Worryingly, compromised accounts can often go undetected, leaving no indicators of compromise or evidence of malware. And despite the deployment of privileged account management (PAM) and multifactor authentication (MFA), these attacks are still on the rise. If undetected, organisations are faced with an even bigger problem – that of privileged escalation and lateral movement within the networks.

To combat this, organisations need to implement technology to identify and respond to compromised users and remove what attackers need to complete their crime: privileged account access. A unique approach to identity threat detection and response (ITDR) will help organisations remediate privileged identity risks and understand the potential ramifications of compromise, such as access to critical data and intellectual property.

By implementing such robust technical controls, organisations are able to prevent initial identity theft and compromise. However, as with all threats, a combination of people, processes and technology is crucial.

Security is a shared responsibility. We must empower people at all levels within our organisations to understand security and the risky behaviours that can lead to breaches. Training and awareness programs are crucial, but one size does not fit all. Make sure your program is from the perspective of the user – make it relevant to their work and personal lives. 

Organisations in Australia still have more to do in this regard. As per Proofpoint’s 2023 State of the Phish report, just 67% of Australian organisations with a security awareness program train their entire workforce. Although this is higher than the global average of 56%, just 37% of Australian organisations conduct phishing simulations, meaning a critical component to building an effective security awareness program is being missed.

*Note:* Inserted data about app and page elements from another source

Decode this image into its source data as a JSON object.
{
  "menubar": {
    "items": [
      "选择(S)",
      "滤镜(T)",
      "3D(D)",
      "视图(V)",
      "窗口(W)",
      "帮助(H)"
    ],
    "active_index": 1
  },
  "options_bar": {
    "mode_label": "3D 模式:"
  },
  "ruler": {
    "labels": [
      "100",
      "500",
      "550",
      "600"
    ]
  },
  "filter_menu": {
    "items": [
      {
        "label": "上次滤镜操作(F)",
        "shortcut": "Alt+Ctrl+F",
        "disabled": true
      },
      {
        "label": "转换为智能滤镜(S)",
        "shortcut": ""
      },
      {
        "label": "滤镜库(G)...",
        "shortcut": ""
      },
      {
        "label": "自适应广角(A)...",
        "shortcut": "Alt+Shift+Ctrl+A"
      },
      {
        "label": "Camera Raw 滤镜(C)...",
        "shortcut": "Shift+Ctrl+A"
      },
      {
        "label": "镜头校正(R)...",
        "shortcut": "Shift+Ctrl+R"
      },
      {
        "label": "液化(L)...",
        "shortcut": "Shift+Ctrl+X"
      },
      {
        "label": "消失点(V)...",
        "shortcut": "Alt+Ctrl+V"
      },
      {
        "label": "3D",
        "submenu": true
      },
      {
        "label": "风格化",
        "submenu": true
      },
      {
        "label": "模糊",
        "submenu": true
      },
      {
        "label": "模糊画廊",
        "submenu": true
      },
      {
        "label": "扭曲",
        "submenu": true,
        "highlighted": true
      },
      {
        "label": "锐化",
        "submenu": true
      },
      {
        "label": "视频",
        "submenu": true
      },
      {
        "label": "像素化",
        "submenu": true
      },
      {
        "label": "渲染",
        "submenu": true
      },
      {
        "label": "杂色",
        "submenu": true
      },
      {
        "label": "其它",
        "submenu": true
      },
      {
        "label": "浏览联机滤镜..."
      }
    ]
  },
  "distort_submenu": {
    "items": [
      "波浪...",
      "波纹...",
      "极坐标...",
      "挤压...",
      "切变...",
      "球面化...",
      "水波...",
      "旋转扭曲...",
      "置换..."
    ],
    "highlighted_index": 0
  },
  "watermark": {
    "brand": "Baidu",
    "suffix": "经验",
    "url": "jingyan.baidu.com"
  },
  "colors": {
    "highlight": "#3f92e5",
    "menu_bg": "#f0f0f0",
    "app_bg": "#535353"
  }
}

According to the latest Data Breach Investigation Report (DBIR), 74% of breaches involve the human element to be successful. When your people are that vital to an attack, they need to be a vital part of your defence. Cybercriminals spend day and night trying to penetrate your networks, systems, and data. The least we can do is make them work a little harder.